In the letter posted to The Unsealed, Atkinson recalls coming home from school one day riding high. Someone at school found out his father was a professional football player, so he came home telling his mother, "We don’t have to worry about nothing. We good. We rich."

But that wasn't the reality, he says in the letter entitled "How I Turned My Losses into Lessons."

Atkinson's mother and father weren't together, and his mother suffered from paranoid schizophrenia and drug addiction. By the time he was 10, he had to call the police on his mom because she was becoming violent toward him and his twin brother, Josh, who also would go on to play football at Notre Dame.

While going through an unstable young life, Atkinson said he was never taught to express emotions.

"For me, I felt like I had to be this tough guy and show no emotion," he says.

Eventually, the twins' father took the boys in, giving them structure and discipline.
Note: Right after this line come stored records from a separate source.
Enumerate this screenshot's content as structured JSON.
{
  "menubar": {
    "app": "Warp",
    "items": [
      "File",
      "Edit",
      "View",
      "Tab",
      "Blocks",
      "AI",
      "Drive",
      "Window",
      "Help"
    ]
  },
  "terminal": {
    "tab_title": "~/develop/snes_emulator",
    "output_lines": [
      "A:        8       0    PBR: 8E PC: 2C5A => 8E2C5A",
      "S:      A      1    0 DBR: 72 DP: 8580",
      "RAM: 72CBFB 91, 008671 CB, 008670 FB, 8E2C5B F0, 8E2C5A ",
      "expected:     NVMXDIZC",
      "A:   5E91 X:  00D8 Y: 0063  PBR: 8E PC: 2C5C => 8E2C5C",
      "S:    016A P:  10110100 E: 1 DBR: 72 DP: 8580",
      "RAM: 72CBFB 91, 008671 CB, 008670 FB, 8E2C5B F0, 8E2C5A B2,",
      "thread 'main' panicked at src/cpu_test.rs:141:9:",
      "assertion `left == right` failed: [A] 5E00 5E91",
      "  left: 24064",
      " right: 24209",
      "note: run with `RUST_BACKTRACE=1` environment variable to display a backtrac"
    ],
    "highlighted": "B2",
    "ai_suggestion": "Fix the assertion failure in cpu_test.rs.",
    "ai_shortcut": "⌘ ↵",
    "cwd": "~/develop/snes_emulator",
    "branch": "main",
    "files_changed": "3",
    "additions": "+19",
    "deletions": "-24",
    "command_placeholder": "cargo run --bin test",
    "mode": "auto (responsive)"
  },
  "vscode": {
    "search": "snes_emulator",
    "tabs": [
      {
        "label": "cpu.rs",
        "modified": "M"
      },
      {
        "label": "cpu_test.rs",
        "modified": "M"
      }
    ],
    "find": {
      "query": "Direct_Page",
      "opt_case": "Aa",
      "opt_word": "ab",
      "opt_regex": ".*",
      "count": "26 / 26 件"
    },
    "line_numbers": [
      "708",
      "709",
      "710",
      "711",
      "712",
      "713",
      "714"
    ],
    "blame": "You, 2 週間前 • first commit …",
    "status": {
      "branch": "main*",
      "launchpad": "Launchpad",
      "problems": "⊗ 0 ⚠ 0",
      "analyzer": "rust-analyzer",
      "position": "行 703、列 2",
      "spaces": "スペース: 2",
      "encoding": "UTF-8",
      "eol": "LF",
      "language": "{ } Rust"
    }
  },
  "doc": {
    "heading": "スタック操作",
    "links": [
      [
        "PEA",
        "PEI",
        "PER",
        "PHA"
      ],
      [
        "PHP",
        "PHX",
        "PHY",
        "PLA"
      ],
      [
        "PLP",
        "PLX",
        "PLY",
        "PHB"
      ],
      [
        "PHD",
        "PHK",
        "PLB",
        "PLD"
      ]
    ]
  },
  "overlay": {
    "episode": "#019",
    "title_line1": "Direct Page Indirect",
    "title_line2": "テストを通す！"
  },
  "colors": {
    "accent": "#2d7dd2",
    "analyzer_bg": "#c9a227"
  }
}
Atkinson and his brother were motivated and earned scholarships to Notre Dame. But it did not erase their tumultuous early lives.

"While we succeeded, we also continued to carry pain," he writes.

When Atkinson's mother died a year ago, the twins were 26 years old. Atkinson thought his brother was handling the grief admirably, but, Atkinson writes, "I guess he was just masking it."

Within a couple months of their mother's death, Josh died by suicide.

"That’s the moment I felt like I lost everything. That’s the moment I can’t describe. I never want you to feel his pain or my pain," Atkinson writes in the letter.

Atkinson was institutionalized after trying to harm himself, but things are getting better. He says he has found a "why" to keep living: his 2-year-old daughter.

"I went to seek help and spoke to a psychologist," Atkinson writes. "I realized I had to let go of this ego that made me think sharing my feelings was showing weakness. Also, I had to learn to love myself.

It's not perfect yet, he says. He is still struggling, the anniversary of his mother's death having just passed and the upcoming holidays serving to remind him of his brother's death.

But he says he hopes that his story can help children who are now where he and his brother once were.

"It’s a release for me to tell all of you my story, because if my pain teaches you how to express yourself during hard times, everything that I lost can turn into a gift that I can give to all of you to help you live more positive lives," he concludes.